*** Opening of Input data ***

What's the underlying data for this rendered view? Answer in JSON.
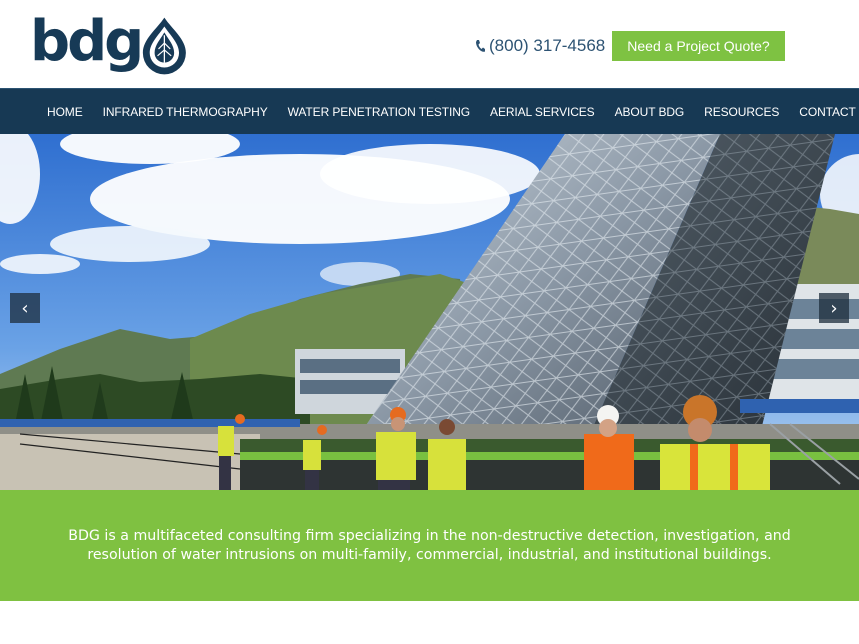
{
  "brand": {
    "logo_text": "bdg"
  },
  "header": {
    "phone": "(800) 317-4568",
    "quote_button": "Need a Project Quote?"
  },
  "nav": {
    "items": [
      {
        "label": "HOME"
      },
      {
        "label": "INFRARED THERMOGRAPHY"
      },
      {
        "label": "WATER PENETRATION TESTING"
      },
      {
        "label": "AERIAL SERVICES"
      },
      {
        "label": "ABOUT BDG"
      },
      {
        "label": "RESOURCES"
      },
      {
        "label": "CONTACT US"
      }
    ]
  },
  "hero": {
    "prev_glyph": "‹",
    "next_glyph": "›"
  },
  "banner": {
    "text": "BDG is a multifaceted consulting firm specializing in the non-destructive detection, investigation, and resolution of water intrusions on multi-family, commercial, industrial, and institutional buildings."
  },
  "colors": {
    "navy": "#173954",
    "green": "#7fc141",
    "phone": "#2d5373"
  },
  "icons": {
    "phone": "phone-icon",
    "logo_mark": "leaf-drop-icon",
    "prev": "chevron-left-icon",
    "next": "chevron-right-icon"
  }
}
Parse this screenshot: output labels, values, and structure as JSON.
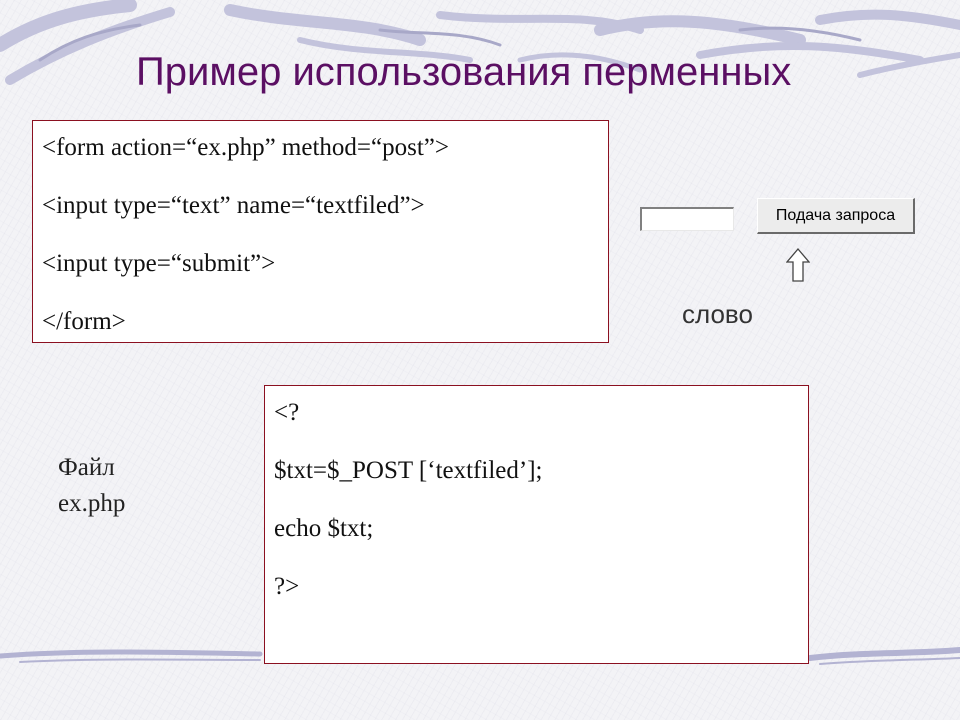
{
  "slide": {
    "title": "Пример использования перменных"
  },
  "html_code": {
    "lines": [
      "<form action=“ex.php” method=“post”>",
      "<input type=“text” name=“textfiled”>",
      "<input type=“submit”>",
      "</form>"
    ]
  },
  "form_demo": {
    "input_value": "",
    "button_label": "Подача запроса",
    "arrow_icon": "up-arrow-icon",
    "word_label": "слово"
  },
  "file_label": {
    "line1": "Файл",
    "line2": "ex.php"
  },
  "php_code": {
    "lines": [
      "<?",
      "$txt=$_POST [‘textfiled’];",
      "echo $txt;",
      "?>"
    ]
  },
  "colors": {
    "title": "#5b0f63",
    "box_border": "#8b1020",
    "swirl": "#b9b9d6"
  }
}
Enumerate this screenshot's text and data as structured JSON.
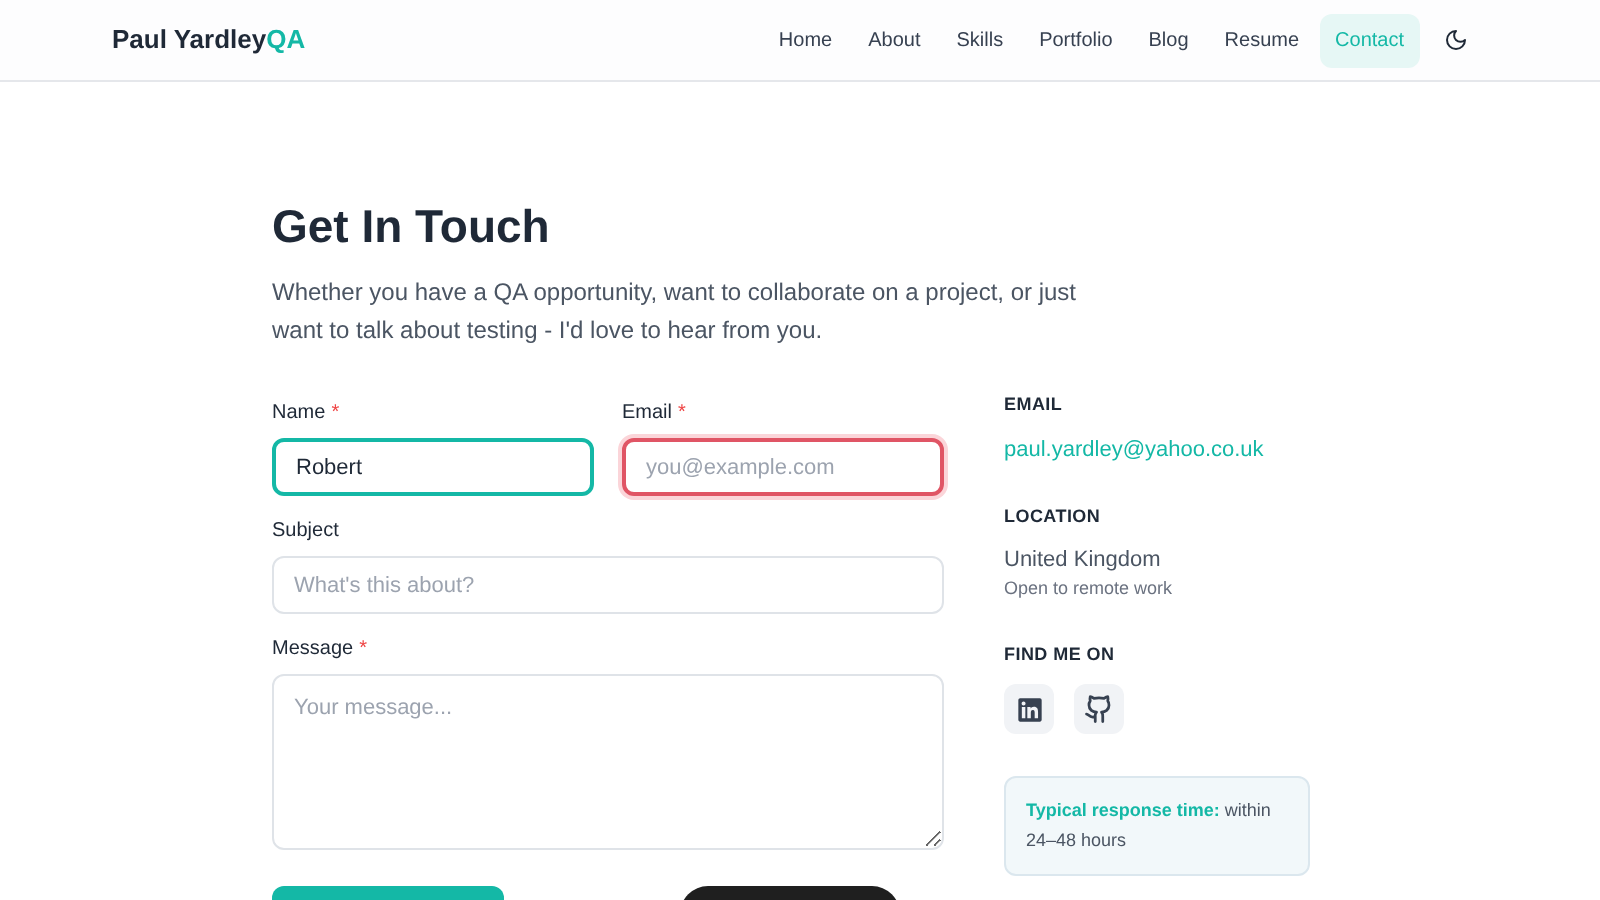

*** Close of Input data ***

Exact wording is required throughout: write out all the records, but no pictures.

What's the underlying data for this rendered view? Answer in JSON.
{
  "brand": {
    "logo_text": "bdg"
  },
  "header": {
    "phone": "(800) 317-4568",
    "quote_button": "Need a Project Quote?"
  },
  "nav": {
    "items": [
      {
        "label": "HOME"
      },
      {
        "label": "INFRARED THERMOGRAPHY"
      },
      {
        "label": "WATER PENETRATION TESTING"
      },
      {
        "label": "AERIAL SERVICES"
      },
      {
        "label": "ABOUT BDG"
      },
      {
        "label": "RESOURCES"
      },
      {
        "label": "CONTACT US"
      }
    ]
  },
  "hero": {
    "prev_glyph": "‹",
    "next_glyph": "›"
  },
  "banner": {
    "text": "BDG is a multifaceted consulting firm specializing in the non-destructive detection, investigation, and resolution of water intrusions on multi-family, commercial, industrial, and institutional buildings."
  },
  "colors": {
    "navy": "#173954",
    "green": "#7fc141",
    "phone": "#2d5373"
  },
  "icons": {
    "phone": "phone-icon",
    "logo_mark": "leaf-drop-icon",
    "prev": "chevron-left-icon",
    "next": "chevron-right-icon"
  }
}
Parse this screenshot: output labels, values, and structure as JSON.
{
  "slide": {
    "title": "Пример использования перменных"
  },
  "html_code": {
    "lines": [
      "<form action=“ex.php” method=“post”>",
      "<input type=“text” name=“textfiled”>",
      "<input type=“submit”>",
      "</form>"
    ]
  },
  "form_demo": {
    "input_value": "",
    "button_label": "Подача запроса",
    "arrow_icon": "up-arrow-icon",
    "word_label": "слово"
  },
  "file_label": {
    "line1": "Файл",
    "line2": "ex.php"
  },
  "php_code": {
    "lines": [
      "<?",
      "$txt=$_POST [‘textfiled’];",
      "echo $txt;",
      "?>"
    ]
  },
  "colors": {
    "title": "#5b0f63",
    "box_border": "#8b1020",
    "swirl": "#b9b9d6"
  }
}
Enumerate this screenshot's text and data as structured JSON.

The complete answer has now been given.